GOAL OF THE EXERCISE:
You are asked to filter the data below and copy every line holding "Messenger".

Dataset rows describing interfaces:
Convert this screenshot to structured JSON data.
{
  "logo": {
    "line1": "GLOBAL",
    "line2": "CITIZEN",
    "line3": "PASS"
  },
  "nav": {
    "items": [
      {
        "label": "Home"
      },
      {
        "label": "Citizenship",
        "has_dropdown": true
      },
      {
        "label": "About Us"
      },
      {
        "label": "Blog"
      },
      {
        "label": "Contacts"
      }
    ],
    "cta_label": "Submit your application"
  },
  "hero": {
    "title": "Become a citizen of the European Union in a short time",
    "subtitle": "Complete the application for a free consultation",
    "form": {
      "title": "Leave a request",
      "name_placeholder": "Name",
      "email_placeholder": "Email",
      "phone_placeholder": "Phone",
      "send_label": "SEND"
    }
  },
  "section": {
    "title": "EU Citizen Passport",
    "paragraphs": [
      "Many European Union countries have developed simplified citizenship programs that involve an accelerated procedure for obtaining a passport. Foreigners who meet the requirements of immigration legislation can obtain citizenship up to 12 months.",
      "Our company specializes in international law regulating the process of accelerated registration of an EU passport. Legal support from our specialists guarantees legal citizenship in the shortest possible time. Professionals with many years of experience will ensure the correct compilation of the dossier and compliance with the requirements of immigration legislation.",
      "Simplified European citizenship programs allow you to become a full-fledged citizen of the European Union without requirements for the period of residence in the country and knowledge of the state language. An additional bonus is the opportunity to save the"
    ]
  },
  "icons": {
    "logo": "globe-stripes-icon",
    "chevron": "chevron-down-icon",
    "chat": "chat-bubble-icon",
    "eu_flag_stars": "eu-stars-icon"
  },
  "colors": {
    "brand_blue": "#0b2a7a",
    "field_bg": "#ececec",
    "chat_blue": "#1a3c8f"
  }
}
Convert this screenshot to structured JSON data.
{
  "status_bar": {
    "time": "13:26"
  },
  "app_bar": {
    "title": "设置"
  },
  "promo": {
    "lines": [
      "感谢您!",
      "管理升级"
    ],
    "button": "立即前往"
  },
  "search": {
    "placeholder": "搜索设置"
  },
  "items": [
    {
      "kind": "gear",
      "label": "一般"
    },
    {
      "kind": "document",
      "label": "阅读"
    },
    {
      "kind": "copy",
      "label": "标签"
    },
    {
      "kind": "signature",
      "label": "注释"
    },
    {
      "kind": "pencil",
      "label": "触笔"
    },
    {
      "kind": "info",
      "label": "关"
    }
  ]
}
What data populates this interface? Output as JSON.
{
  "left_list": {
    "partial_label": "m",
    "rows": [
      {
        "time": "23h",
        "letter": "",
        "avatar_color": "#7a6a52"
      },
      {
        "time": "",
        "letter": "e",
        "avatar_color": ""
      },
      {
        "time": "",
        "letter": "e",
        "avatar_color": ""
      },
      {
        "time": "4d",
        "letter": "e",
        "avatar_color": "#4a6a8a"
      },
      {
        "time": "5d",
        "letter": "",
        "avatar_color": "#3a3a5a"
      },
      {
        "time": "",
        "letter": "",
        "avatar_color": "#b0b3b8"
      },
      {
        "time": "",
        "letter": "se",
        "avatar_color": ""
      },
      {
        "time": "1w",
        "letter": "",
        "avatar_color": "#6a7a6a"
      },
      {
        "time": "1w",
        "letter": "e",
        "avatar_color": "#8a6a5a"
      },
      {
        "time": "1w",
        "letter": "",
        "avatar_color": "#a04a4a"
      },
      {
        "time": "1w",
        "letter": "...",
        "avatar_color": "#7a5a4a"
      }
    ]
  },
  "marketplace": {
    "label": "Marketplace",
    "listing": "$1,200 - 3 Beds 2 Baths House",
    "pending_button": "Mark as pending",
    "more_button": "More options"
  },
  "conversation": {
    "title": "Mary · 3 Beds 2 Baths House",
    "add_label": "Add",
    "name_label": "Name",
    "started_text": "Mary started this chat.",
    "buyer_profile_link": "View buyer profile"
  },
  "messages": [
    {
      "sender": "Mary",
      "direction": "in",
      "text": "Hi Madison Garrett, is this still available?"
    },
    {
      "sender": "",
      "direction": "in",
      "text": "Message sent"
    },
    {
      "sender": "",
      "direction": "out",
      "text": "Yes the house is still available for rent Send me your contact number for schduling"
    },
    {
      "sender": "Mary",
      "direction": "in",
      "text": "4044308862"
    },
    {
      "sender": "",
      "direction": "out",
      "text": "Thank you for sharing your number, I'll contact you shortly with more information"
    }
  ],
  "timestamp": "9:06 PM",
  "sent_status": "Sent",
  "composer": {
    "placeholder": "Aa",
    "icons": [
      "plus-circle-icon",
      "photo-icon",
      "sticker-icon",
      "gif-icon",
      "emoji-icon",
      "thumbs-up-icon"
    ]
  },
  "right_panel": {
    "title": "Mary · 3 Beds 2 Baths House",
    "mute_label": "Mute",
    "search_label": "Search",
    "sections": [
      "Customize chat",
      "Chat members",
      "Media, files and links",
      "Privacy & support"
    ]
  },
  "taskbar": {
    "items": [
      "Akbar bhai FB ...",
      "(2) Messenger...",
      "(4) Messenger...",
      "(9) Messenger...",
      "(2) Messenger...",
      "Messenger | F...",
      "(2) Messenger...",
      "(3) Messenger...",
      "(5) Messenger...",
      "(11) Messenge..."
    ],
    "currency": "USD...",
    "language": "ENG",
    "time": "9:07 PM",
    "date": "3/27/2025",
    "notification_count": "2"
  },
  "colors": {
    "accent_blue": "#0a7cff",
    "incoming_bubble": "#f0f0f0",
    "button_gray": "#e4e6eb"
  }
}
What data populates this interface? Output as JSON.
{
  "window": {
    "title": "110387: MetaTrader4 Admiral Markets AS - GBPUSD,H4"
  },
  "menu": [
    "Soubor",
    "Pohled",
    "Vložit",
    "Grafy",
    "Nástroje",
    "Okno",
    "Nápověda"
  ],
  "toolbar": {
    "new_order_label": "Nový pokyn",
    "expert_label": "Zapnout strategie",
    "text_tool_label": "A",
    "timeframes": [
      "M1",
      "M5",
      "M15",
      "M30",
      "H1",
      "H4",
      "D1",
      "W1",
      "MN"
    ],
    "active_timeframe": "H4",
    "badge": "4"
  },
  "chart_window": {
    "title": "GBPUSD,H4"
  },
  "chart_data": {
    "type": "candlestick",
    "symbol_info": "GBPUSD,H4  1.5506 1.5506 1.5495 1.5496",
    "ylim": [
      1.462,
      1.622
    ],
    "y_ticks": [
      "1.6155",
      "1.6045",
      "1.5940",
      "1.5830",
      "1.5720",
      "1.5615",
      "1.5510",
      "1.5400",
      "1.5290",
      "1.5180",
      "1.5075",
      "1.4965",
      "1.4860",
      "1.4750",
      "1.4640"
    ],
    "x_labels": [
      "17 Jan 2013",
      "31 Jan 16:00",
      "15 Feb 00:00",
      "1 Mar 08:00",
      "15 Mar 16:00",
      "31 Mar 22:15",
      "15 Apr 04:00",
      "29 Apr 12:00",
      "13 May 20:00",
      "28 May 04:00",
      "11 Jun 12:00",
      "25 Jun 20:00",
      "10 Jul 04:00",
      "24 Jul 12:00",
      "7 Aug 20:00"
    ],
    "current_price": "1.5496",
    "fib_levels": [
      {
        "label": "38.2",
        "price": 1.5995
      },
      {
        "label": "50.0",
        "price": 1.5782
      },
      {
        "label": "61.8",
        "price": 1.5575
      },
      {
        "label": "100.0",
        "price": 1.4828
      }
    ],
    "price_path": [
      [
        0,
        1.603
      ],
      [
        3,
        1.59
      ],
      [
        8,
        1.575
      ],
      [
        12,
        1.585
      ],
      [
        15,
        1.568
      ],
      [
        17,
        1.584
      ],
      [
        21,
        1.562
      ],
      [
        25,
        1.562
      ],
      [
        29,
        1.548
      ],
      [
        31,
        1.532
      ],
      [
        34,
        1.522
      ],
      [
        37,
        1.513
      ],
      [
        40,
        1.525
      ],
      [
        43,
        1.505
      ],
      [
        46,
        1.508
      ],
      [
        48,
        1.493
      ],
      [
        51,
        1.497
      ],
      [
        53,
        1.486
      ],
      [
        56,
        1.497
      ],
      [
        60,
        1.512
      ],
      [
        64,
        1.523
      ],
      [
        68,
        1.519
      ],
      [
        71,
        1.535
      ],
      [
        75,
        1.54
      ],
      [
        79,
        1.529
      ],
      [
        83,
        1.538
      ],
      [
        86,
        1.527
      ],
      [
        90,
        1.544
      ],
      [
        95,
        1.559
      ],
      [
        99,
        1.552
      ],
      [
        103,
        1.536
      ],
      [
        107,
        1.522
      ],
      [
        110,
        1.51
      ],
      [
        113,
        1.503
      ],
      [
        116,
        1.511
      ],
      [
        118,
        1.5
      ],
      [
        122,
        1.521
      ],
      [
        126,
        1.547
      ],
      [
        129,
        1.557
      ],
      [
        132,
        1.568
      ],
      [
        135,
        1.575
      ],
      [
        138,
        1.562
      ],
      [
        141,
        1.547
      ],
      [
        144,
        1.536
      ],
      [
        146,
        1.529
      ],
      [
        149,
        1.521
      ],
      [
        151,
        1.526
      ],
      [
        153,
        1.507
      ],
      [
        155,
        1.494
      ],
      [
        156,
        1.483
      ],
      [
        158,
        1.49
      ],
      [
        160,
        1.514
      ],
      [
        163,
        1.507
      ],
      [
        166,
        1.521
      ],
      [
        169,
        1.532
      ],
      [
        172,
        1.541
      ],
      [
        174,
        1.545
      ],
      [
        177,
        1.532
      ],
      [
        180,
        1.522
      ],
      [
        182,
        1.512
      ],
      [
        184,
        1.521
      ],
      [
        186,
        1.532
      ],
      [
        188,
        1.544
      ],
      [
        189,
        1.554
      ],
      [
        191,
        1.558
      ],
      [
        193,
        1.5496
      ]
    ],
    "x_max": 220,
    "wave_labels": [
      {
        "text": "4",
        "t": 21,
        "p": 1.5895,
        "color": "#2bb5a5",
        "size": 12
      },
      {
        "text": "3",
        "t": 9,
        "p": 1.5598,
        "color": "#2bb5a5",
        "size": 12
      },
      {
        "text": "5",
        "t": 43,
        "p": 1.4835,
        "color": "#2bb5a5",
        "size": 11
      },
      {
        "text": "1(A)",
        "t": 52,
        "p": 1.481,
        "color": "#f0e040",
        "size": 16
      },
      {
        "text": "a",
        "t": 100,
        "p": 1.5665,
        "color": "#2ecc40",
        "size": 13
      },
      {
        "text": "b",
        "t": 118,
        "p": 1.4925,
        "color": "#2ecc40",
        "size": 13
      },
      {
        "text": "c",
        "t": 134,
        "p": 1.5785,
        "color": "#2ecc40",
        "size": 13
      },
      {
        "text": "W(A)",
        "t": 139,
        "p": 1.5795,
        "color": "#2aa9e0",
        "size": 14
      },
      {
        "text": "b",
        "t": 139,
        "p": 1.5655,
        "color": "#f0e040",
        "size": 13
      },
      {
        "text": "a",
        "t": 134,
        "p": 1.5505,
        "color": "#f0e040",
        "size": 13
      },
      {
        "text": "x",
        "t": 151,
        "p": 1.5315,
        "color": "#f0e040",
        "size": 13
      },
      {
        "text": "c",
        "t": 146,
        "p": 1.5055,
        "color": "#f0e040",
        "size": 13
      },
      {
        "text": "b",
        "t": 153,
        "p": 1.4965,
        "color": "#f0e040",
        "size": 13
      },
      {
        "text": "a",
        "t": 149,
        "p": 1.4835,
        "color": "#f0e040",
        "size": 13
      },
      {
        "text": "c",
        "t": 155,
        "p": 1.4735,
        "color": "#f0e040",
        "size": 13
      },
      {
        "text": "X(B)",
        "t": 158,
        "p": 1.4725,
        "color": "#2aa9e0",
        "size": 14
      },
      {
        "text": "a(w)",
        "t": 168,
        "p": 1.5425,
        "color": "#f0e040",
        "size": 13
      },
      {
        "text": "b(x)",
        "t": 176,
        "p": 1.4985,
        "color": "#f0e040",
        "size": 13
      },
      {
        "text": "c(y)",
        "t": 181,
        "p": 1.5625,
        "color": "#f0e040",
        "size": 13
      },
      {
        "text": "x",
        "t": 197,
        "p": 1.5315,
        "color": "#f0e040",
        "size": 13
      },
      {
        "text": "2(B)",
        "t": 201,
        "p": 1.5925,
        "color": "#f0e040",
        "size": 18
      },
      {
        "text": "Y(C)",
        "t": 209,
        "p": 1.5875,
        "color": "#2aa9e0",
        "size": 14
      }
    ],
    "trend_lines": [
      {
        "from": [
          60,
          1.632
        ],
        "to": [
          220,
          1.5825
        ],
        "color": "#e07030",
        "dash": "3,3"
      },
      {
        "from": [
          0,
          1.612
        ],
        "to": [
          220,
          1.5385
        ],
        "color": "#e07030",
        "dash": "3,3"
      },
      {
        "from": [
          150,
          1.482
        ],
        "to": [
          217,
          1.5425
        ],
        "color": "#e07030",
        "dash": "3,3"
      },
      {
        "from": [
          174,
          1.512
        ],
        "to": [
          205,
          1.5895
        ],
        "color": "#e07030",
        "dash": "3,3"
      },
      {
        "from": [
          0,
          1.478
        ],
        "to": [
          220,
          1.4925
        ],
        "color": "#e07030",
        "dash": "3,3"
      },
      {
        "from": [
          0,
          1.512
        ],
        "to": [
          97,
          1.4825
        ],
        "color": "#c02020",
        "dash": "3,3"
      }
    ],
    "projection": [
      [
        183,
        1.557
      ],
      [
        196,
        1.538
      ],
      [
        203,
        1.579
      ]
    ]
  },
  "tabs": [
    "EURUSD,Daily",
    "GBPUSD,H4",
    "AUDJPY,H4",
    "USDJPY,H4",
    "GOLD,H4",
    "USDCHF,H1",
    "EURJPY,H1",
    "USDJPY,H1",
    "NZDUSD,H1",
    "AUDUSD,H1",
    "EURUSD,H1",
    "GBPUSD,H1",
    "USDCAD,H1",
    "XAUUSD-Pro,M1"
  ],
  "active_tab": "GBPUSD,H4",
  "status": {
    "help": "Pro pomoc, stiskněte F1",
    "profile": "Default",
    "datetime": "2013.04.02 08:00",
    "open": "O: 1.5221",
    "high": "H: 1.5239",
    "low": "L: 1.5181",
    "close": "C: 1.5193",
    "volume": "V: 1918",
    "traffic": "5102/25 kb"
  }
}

FINAL ANSWER:
      "(2) Messenger...",
      "(4) Messenger...",
      "(9) Messenger...",
      "(2) Messenger...",
      "Messenger | F...",
      "(2) Messenger...",
      "(3) Messenger...",
      "(5) Messenger...",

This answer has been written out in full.